Oman’s Haya Water has been a regional pioneer in the use of MBR, with a 55,000 cubic-metre-a-day (cm/d) unit installed at Al-Ansab, another under construction in Darsait and a further unit planned for Amerat.
Saudi Arabia has also invested in the technology, with the Rabigh refinery MBR plant commissioned in December 2010. Dubai selected the technology to treat wastewater at Palm Jumeirah and, most recently, Bahrain Petroleum Company (Bapco) announced in June 2012 that it would use MBR at its oil refinery in Sitra.
For industrial reuse of wastewater, effluent treated to a tertiary standard may be sufficient, but there is a range of other options available to further improve quality.
Processes such as reverse osmosis to remove salts, nano-filtration for further organic removal, and advanced oxidation to target specific substances are increasingly finding their way into the regional treatment portfolio. This is driven in part by a fourth potential use for TSE: artificial aquifer recharge, or aquifer storage and recovery (ASR).
ASR is gaining ground worldwide and involves treating water to an ultra-high standard before using it to refill aquifers. These aquifers are then used as storage facilities, allowing the new water to mix with the existing groundwater, and is treated again before being used.
In chemical terms, the quality of the TSE is better than the naturally occurring groundwater, but the idea that treated sewage could be a potable water source is unacceptable to many regional consumers.
Despite its tendency to delay major infrastructure projects, Kuwait is leading the way on regional applications of ASR and has been using the process to generate desalinated water since the 1980s. After embarking on a public-private partnership (PPP) back in 2002 to create the world’s largest wastewater treatment plant with reverse osmosis membranes at Sulaibiya, the country now has a $430m, 425,000 cm/d facility, which pumps out ultra-high quality effluent that can be used to recharge aquifers and boost groundwater resources.
Kuwait lacks surface water, so groundwater is its only natural resource. However, this groundwater is brackish due to the ingress of salt water and can only be used for non-potable purposes.
ASR is being used successfully around the world, says Lozier. “It is popular in California because we have had a lot of seawater intrusion over the years, so we treat the wastewater to a very high level, then put it in the ground to create a seawater intrusion barrier. This also replenishes the aquifer,” he says.
This water eventually becomes mixed with the groundwater that is being extracted for potable use. “You can also place it into reservoirs and mix it with other water, and that is what we call an environmental buffer,” he says. “This is then treated by a treatment plant as part of a mixed supply of natural water and high purity wastewater.”
Along with Kuwait, other states are considering the ASR approach.
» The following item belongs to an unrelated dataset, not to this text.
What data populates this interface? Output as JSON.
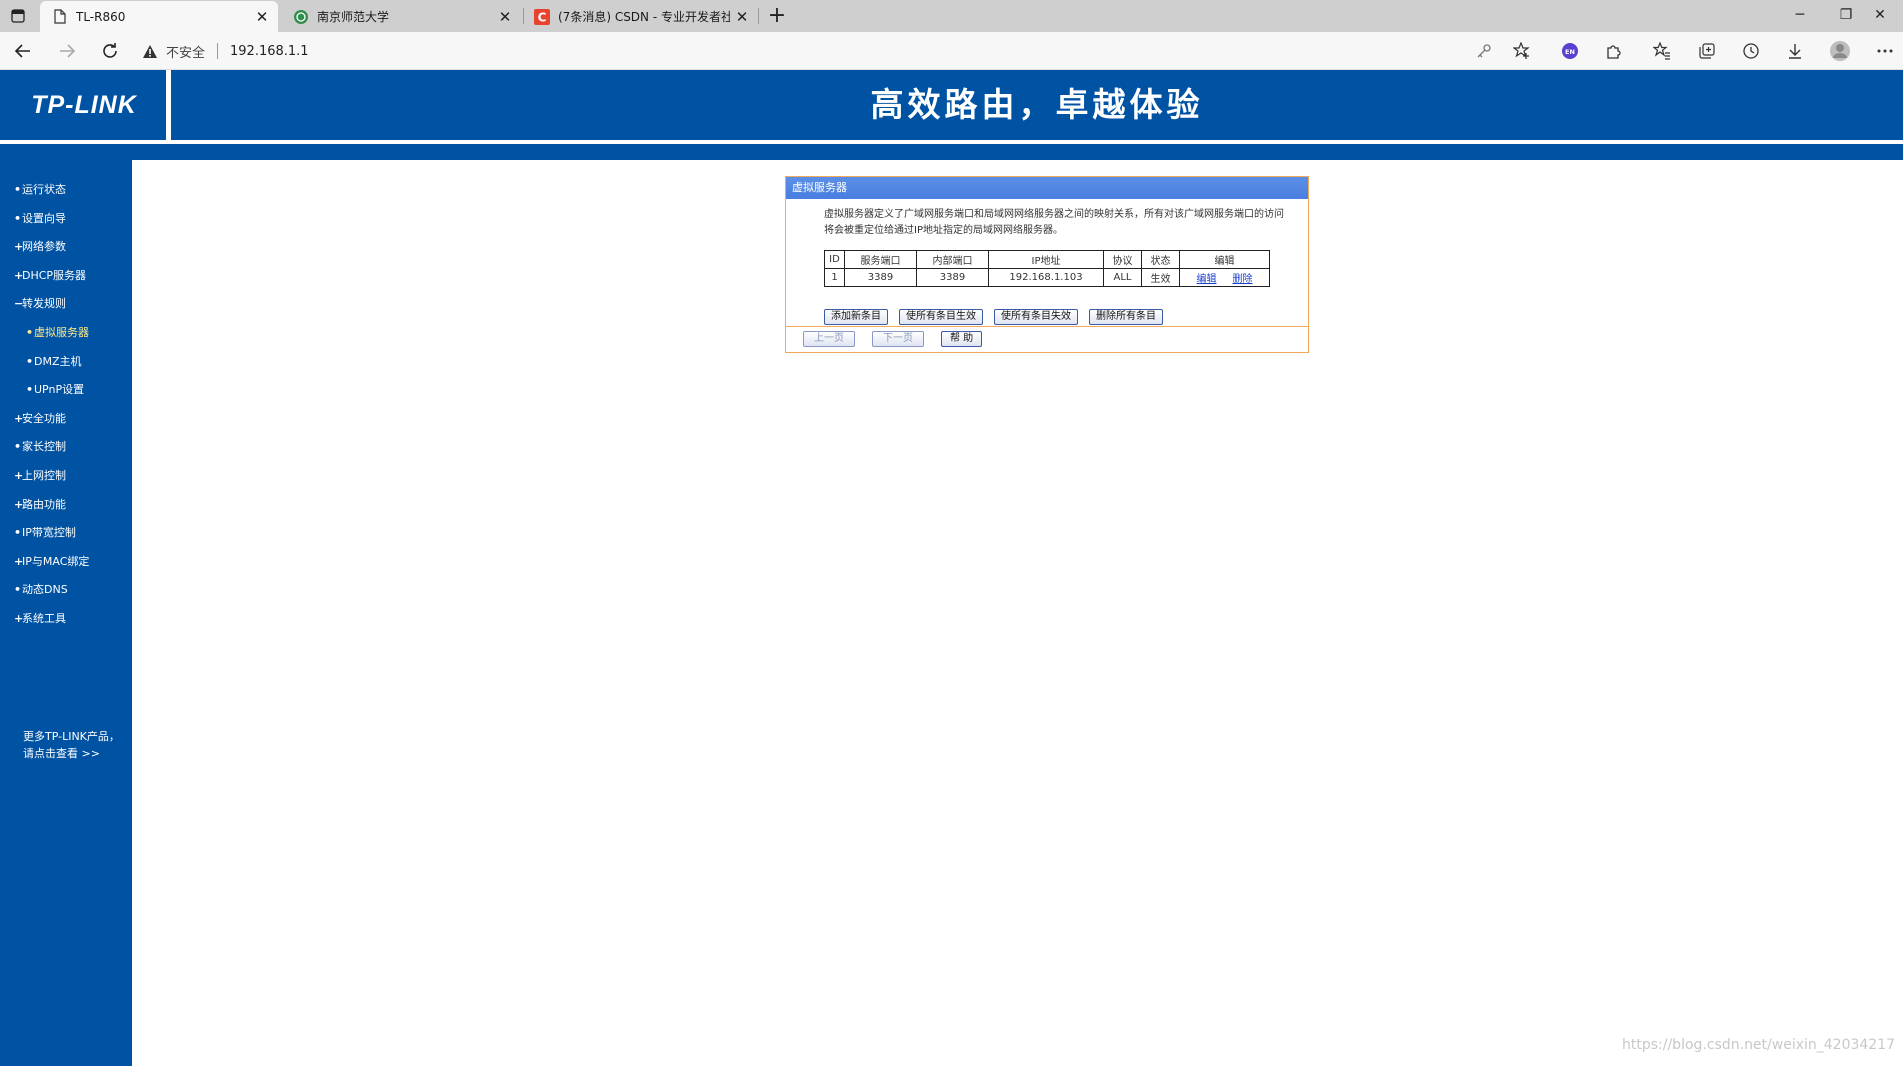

Qatar, for example, has already identified potential sites for a 30 billion-gallon storage reserve in the north of the country.
However, there is a long way to go before the region can begin using treated wastewater for potable sources, no matter how indirectly. “All the water that we have is used water,” says Lozier. “It has been around forever. You spend all this money to desalinate water and then use it once and throw it away. Why not reuse it? But the question is, what is the best way?”
That is the question that all Middle East countries need to answer.